JEFF JACOBY echoes a familiar refrain among conservative commentators: President Obama’s response to the Crimean crisis has been unacceptably weak (“Wobbly US strengthens Russia,” Op-ed, March 19). Jacoby criticizes George W. Bush for the same thing, in fact. Bush’s response to Russia’s annexation of portions of Georgia was “little more than a scolding”; we should have “forced Russia to disgorge its conquests.”
Yet Jacoby also writes, “no one expects or wants the United States to go to war over Crimea.” So what, exactly, should we be doing? Jacoby doesn’t say — and neither do the other saber-rattling commentators on this, and so many other, foreign policy issues.

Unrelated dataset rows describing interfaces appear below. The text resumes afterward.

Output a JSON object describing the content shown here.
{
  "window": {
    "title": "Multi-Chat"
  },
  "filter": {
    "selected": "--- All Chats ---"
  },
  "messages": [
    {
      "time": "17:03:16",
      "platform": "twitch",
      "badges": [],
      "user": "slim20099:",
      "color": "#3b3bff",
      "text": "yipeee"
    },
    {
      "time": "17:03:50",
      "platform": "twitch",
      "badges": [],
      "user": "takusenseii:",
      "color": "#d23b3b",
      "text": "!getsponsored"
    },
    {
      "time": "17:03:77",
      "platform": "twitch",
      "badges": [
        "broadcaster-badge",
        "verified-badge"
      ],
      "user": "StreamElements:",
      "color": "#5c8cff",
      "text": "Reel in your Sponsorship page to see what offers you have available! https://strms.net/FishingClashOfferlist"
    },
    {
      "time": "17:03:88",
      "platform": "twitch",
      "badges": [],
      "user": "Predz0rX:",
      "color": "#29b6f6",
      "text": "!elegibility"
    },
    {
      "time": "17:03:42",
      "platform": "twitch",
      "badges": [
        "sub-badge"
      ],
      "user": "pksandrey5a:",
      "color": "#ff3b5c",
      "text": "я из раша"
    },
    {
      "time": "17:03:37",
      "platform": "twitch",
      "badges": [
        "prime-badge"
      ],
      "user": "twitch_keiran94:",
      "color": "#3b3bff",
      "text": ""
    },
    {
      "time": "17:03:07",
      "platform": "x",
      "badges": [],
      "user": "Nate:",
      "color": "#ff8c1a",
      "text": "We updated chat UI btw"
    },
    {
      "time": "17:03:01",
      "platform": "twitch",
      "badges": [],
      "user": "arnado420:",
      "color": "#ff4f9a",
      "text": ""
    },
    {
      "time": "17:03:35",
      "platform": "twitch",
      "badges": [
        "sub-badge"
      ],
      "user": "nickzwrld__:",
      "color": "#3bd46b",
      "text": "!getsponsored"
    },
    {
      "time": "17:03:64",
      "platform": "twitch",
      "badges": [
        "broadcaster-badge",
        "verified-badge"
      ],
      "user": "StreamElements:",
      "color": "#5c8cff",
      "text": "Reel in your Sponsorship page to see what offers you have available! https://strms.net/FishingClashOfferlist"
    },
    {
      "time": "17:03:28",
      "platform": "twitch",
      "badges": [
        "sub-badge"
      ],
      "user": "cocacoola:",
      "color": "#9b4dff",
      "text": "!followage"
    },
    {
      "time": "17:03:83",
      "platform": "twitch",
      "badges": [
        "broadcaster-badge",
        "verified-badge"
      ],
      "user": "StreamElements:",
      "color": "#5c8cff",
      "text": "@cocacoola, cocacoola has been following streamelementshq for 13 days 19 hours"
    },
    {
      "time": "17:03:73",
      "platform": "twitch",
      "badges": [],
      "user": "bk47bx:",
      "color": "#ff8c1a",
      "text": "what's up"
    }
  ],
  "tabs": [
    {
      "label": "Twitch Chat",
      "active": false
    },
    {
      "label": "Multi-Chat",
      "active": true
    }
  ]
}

It’s easy to criticize; what’s hard — and Jacoby acknowledges this not at all — is doing something effective in the absence of military action (or the threat of military action). So far, Obama has sanctioned individuals in the Russian government; perhaps Jacoby wishes the sanctions were broader, but broader sanctions would harm the general Russian population, who can’t be blamed for this latest incident. Furthermore, effective sanctions require an international effort, and it’s not remotely clear the European Union is willing to back such an action. So I’d like to know what Jacoby thinks Obama should actually do.